Website and app data records:

------

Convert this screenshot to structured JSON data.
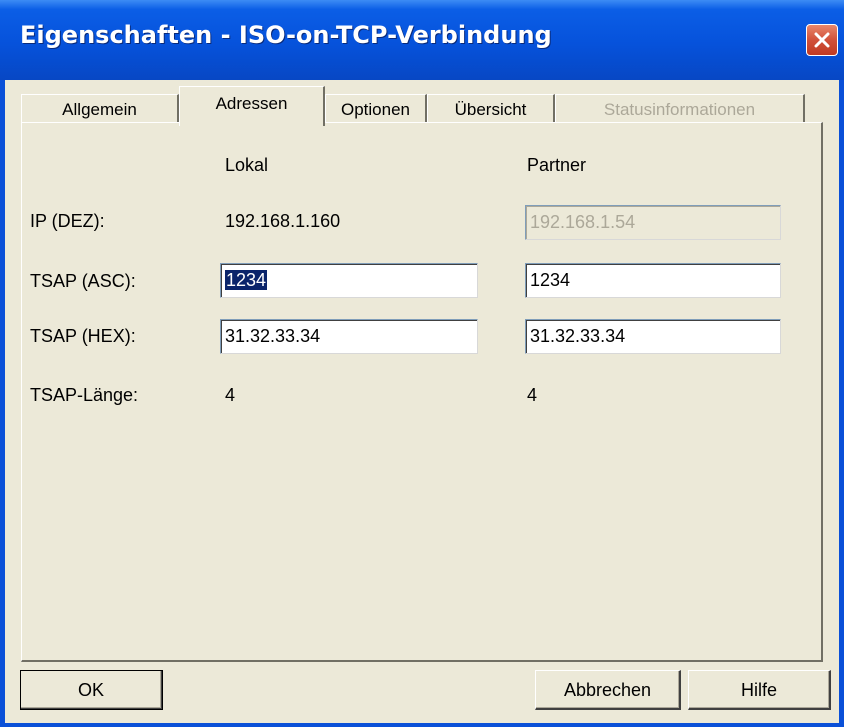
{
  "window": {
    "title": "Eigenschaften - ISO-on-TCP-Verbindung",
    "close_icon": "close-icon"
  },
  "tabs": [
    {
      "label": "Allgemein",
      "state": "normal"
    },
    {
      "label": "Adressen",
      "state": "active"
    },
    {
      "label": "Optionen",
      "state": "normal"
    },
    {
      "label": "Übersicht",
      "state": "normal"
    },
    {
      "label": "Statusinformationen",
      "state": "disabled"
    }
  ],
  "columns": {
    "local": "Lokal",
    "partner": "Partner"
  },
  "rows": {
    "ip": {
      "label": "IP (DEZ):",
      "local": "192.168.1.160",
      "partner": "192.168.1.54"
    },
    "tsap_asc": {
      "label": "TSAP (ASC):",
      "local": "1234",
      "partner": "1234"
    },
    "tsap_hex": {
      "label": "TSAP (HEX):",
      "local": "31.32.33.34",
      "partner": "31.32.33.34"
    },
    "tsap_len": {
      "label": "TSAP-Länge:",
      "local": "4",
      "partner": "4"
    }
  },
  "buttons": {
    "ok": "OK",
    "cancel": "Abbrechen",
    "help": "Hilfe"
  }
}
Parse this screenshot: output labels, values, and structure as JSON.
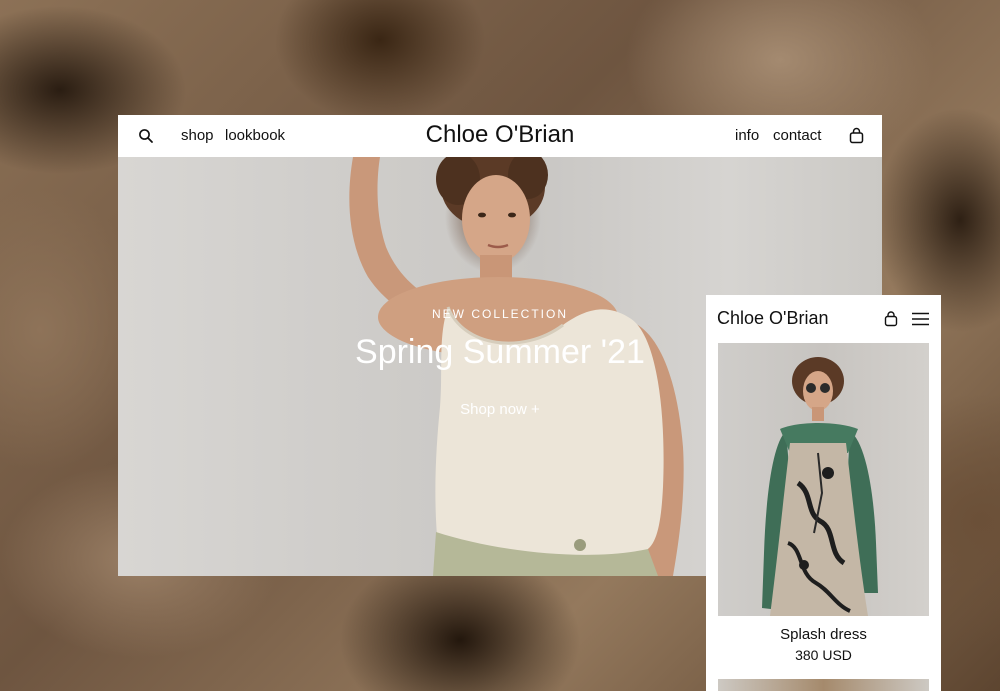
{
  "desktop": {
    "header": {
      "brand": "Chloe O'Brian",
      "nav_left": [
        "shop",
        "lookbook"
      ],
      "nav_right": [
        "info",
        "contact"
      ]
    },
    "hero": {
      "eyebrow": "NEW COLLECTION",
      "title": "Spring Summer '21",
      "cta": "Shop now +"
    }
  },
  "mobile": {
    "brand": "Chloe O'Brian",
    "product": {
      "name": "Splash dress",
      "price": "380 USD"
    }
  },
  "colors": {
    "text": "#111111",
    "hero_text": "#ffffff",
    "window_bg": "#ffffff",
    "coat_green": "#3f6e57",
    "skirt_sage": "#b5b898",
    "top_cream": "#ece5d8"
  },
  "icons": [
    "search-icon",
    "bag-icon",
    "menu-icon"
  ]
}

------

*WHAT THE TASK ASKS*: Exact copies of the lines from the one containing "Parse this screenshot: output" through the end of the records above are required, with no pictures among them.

*TASK OUTPUT*:
Parse this screenshot: output labels, values, and structure as JSON.
{
  "desktop": {
    "header": {
      "brand": "Chloe O'Brian",
      "nav_left": [
        "shop",
        "lookbook"
      ],
      "nav_right": [
        "info",
        "contact"
      ]
    },
    "hero": {
      "eyebrow": "NEW COLLECTION",
      "title": "Spring Summer '21",
      "cta": "Shop now +"
    }
  },
  "mobile": {
    "brand": "Chloe O'Brian",
    "product": {
      "name": "Splash dress",
      "price": "380 USD"
    }
  },
  "colors": {
    "text": "#111111",
    "hero_text": "#ffffff",
    "window_bg": "#ffffff",
    "coat_green": "#3f6e57",
    "skirt_sage": "#b5b898",
    "top_cream": "#ece5d8"
  },
  "icons": [
    "search-icon",
    "bag-icon",
    "menu-icon"
  ]
}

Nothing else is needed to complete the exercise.